Rough sleeping over time

8,100 people were seen sleeping rough at least once by a homeless outreach team in London in 2016/17, the same number as the previous year. The number of people sleeping rough in London has increased dramatically since 2007, and in 2015/16 was almost three times the number a decade ago in 2006. 

Over the period where rough sleeping has risen, the number of new rough sleepers has also risen, from 1,600 in 2007 to 5,100 in 2016/17. There is a high turnover, with 77% of rough sleepers seen sleeping out only once or twice. 

Only 15% of people recorded as sleeping rough in London in 2016/17 were women. However, many homeless women are ‘hidden homeless’ (for example they are sofa surfing or being sexually exploited in exchange for shelter) in order to avoid sleeping on the streets (where they also face a very high risk of sexual violence and exp…

Map of London's sub-regions
Image: London is divided into these 5 sub-regions for some administrative and data purposes.
Population of London's sub-regions
Image: London's population by sub-region.

The map and table show London's sub-regions and the breakdown of its population.

Inner East & South London’s population grew the fastest of any of London’s sub-regions over the last decade, by 24%. Inner West’s population grew the slowest, at 8%, the same rate as the rest of England. However, the Inner West still has a similar population density to the Inner East & South.

Inner East & South London has the highest population density of all of London’s sub-regions, 11,200 people per square km. The London average is 5,590 people per square km and the lowest density sub-region is Outer South with 3,600 people per square km. London’s overall p…

People moving to and from London

The graph shows how the number of people migrating in and out of London both domestically and internationally has changed over time.

The grey bars show net migration to and from London. That is how many people have moved to London, minus how many people have moved away. This is for both domestic and international migration. It shows that in 2014/15 there was a net inflow of just under 60,000 people to London. The last time there was a net in ow this large was in 2010/11, when it was just over 60,000. The following year there was a significant drop to below 20,000. However the net migration inflow has increased every year since.

The yellow and orange lines show domestic migration, that is migration to and from other parts of the UK. For all years since 2004/05 more people have moved from London to other…

Internal movements graph

This graph looks at how internal migration affects London’s age structure. It shows net internal migration by age group. That is how many people in each age group moved in from other parts of the UK, minus how many people in the same age group moved out to other parts of the UK. London is a net importer of certain young adult age groups, and a net exporter of others.

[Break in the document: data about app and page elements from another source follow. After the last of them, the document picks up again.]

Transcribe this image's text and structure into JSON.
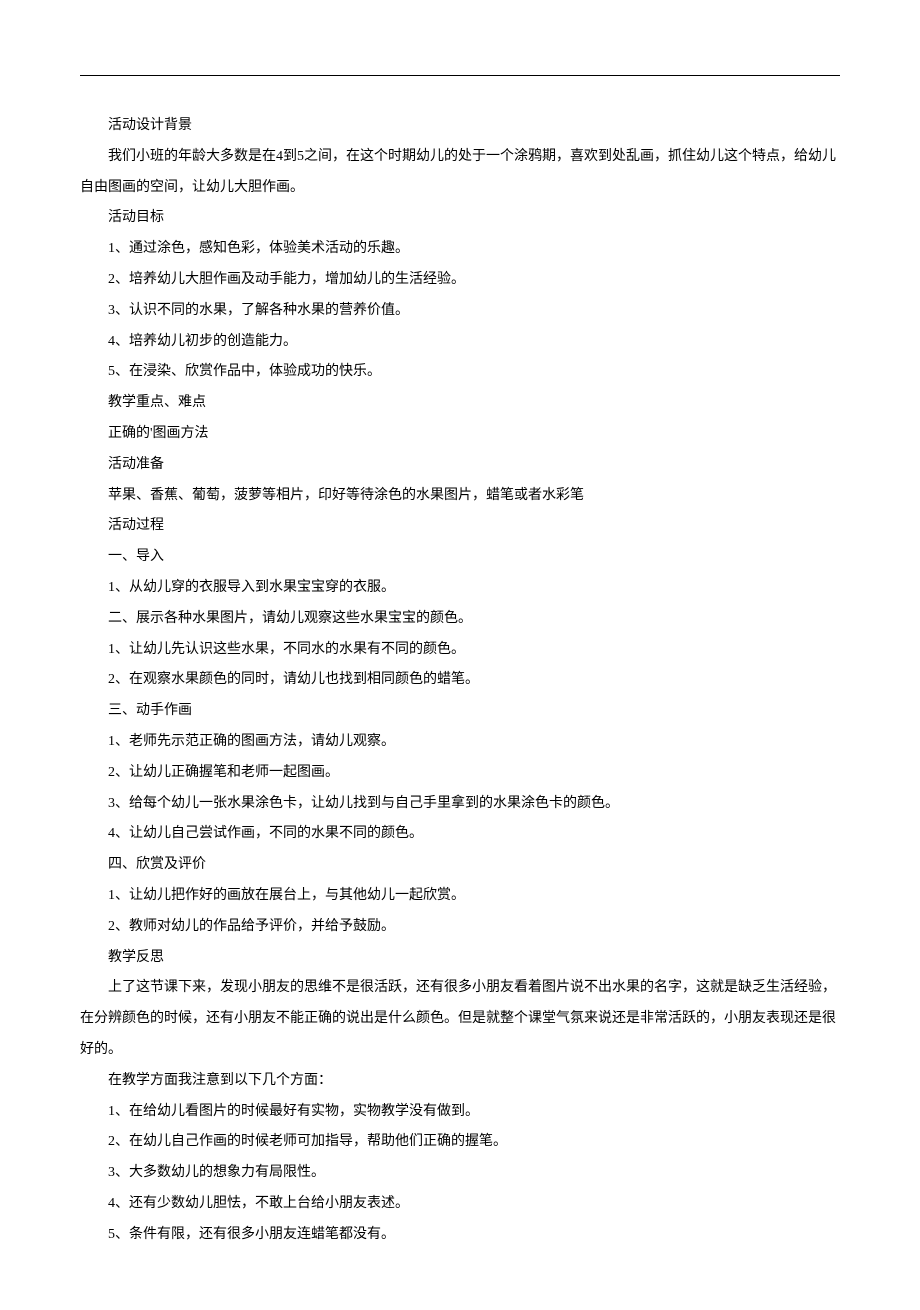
{
  "sections": {
    "background": {
      "heading": "活动设计背景",
      "body": "我们小班的年龄大多数是在4到5之间，在这个时期幼儿的处于一个涂鸦期，喜欢到处乱画，抓住幼儿这个特点，给幼儿自由图画的空间，让幼儿大胆作画。"
    },
    "goals": {
      "heading": "活动目标",
      "items": [
        "1、通过涂色，感知色彩，体验美术活动的乐趣。",
        "2、培养幼儿大胆作画及动手能力，增加幼儿的生活经验。",
        "3、认识不同的水果，了解各种水果的营养价值。",
        "4、培养幼儿初步的创造能力。",
        "5、在浸染、欣赏作品中，体验成功的快乐。"
      ]
    },
    "emphasis": {
      "heading": "教学重点、难点",
      "body": "正确的'图画方法"
    },
    "preparation": {
      "heading": "活动准备",
      "body": "苹果、香蕉、葡萄，菠萝等相片，印好等待涂色的水果图片，蜡笔或者水彩笔"
    },
    "process": {
      "heading": "活动过程",
      "part1": {
        "title": "一、导入",
        "items": [
          "1、从幼儿穿的衣服导入到水果宝宝穿的衣服。"
        ]
      },
      "part2": {
        "title": "二、展示各种水果图片，请幼儿观察这些水果宝宝的颜色。",
        "items": [
          "1、让幼儿先认识这些水果，不同水的水果有不同的颜色。",
          "2、在观察水果颜色的同时，请幼儿也找到相同颜色的蜡笔。"
        ]
      },
      "part3": {
        "title": "三、动手作画",
        "items": [
          "1、老师先示范正确的图画方法，请幼儿观察。",
          "2、让幼儿正确握笔和老师一起图画。",
          "3、给每个幼儿一张水果涂色卡，让幼儿找到与自己手里拿到的水果涂色卡的颜色。",
          "4、让幼儿自己尝试作画，不同的水果不同的颜色。"
        ]
      },
      "part4": {
        "title": "四、欣赏及评价",
        "items": [
          "1、让幼儿把作好的画放在展台上，与其他幼儿一起欣赏。",
          "2、教师对幼儿的作品给予评价，并给予鼓励。"
        ]
      }
    },
    "reflection": {
      "heading": "教学反思",
      "body1": "上了这节课下来，发现小朋友的思维不是很活跃，还有很多小朋友看着图片说不出水果的名字，这就是缺乏生活经验，在分辨颜色的时候，还有小朋友不能正确的说出是什么颜色。但是就整个课堂气氛来说还是非常活跃的，小朋友表现还是很好的。",
      "body2": "在教学方面我注意到以下几个方面：",
      "items": [
        "1、在给幼儿看图片的时候最好有实物，实物教学没有做到。",
        "2、在幼儿自己作画的时候老师可加指导，帮助他们正确的握笔。",
        "3、大多数幼儿的想象力有局限性。",
        "4、还有少数幼儿胆怯，不敢上台给小朋友表述。",
        "5、条件有限，还有很多小朋友连蜡笔都没有。"
      ]
    }
  }
}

The figures for Inner London show net migration to and from all other parts of the UK, including Outer London. Negative numbers mean more people in that age group moved out of Inner London than moved in. Positive numbers mean more people moved in. The same principles apply to the figures for Outer London.

The only age groups in which Inner London had a net internal migration inflow are the age groups between 15 and 29. There is a peak in the age group 20 to 24 where 20,000 mor…

Country of birth of London's population - piechart

Here we look at where Londoners were born. The graph shows that a large majority of people living in London were born in the UK.

In the graph below, we have excluded the UK-born population so that it is possible to see more clearly the numbers and change in Londoners born in the next 20 most common countries. The population for most countries has increased over the past decades but there were significant falls in Londoners born in Australia, Ireland, Jamaica and the United States.

The main driver behind London's population growth continues to be an increase in births and longer life expectancy, rather than migration. 

More data on this is available from the London datastore hosted by the GLA.